Lithium-ion batteries have been flirting with spontaneous combustion recently, most notoriously when packaged in Dell laptops. Technophiles, journalists, and bloggers shower us with gleeful coverage of burned-up trucks, Christmas presents gone awry, and the potential danger of airplane computing.
Why's this happening? As we demand more power from our increasingly tiny electrical devices, batteries must shrink while storing more energy. Small container + lots of energy = instability. Lithium-ion batteries' potent combination of carbon, oxygen, and a flammable lithium electrolyte are a poaching ground for fire--one spark and the battery, when charged, can ignite. Mechanical malfunction, manufacturing error, or exposure to very high temperatures can cause (thankfully rare) internal fires.

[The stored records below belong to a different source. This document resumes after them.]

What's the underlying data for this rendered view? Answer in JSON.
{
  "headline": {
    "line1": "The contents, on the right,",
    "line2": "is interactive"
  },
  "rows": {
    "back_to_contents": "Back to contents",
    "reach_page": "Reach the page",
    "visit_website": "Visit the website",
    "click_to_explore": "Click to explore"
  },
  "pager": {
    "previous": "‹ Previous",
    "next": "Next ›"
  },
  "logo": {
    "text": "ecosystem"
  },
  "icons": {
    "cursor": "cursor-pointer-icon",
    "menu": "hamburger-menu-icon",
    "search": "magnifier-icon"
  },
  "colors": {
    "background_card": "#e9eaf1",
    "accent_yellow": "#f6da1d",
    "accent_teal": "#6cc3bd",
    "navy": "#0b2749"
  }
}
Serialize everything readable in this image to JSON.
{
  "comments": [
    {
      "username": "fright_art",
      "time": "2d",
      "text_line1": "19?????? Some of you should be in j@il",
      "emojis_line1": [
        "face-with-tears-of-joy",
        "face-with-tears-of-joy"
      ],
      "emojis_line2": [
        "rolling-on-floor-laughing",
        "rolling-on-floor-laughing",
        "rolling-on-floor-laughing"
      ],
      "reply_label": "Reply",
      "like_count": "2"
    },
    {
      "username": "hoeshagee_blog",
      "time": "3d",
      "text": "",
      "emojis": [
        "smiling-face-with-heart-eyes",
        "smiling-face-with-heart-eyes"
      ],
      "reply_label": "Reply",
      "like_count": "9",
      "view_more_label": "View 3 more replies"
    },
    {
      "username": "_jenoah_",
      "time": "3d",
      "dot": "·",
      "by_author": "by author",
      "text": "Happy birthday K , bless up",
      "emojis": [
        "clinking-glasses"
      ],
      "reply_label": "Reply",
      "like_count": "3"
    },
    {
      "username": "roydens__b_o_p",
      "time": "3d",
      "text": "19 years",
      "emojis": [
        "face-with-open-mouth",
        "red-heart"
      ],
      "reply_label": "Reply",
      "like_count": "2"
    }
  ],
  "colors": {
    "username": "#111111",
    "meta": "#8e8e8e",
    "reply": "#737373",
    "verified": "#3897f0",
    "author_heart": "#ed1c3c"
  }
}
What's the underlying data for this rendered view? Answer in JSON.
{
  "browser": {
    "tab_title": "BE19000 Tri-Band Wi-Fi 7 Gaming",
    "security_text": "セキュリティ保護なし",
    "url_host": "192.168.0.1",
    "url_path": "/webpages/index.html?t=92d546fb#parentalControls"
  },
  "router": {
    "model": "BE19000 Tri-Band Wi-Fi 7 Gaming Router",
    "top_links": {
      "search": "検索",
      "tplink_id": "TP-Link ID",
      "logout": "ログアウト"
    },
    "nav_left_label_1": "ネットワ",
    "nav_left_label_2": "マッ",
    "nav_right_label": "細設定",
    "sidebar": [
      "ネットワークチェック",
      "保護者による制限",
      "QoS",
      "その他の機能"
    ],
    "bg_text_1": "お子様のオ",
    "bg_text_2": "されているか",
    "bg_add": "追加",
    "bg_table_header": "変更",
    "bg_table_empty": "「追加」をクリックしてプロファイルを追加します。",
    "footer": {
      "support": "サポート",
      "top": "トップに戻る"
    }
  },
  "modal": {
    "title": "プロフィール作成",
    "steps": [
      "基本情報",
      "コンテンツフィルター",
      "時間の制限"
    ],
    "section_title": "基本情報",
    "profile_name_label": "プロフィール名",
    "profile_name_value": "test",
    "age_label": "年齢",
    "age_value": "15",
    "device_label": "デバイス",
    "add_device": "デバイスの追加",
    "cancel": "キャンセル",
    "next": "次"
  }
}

But we won't stop using Li-Ion batteries, because they are lightweight, low-maintenance, and one of the longest-lasting batteries made. Take me: the idea of losing round-the-clock access to my palm-sized cell phone, iPod, or wireless Internet connection (all run on lithium-ion batteries--I checked) terrifies me. What if that guy calls? What if I can't listen to music on my commute? What if I miss a last-minute appointment? What if something happens??
And it's not just me. Everyone I know must be instantly available. If my cousin doesn't pick up her phone, my friends aren't online, my grandmother doesn't answer my e-mail, my best friend doesn't text me good night, then something's wrong. I panic.
We've condemned ourselves to 24-hour connectivity, in business and in our personal lives. And if flaming laptops are the result, well, so be it. I can handle a blaze. The fire department's on my speed dial.
Feed your connection addiction: read up on Actiontec's VoSKY Call Center, which integrates cell phone, land line, and Internet calls via free Skype software.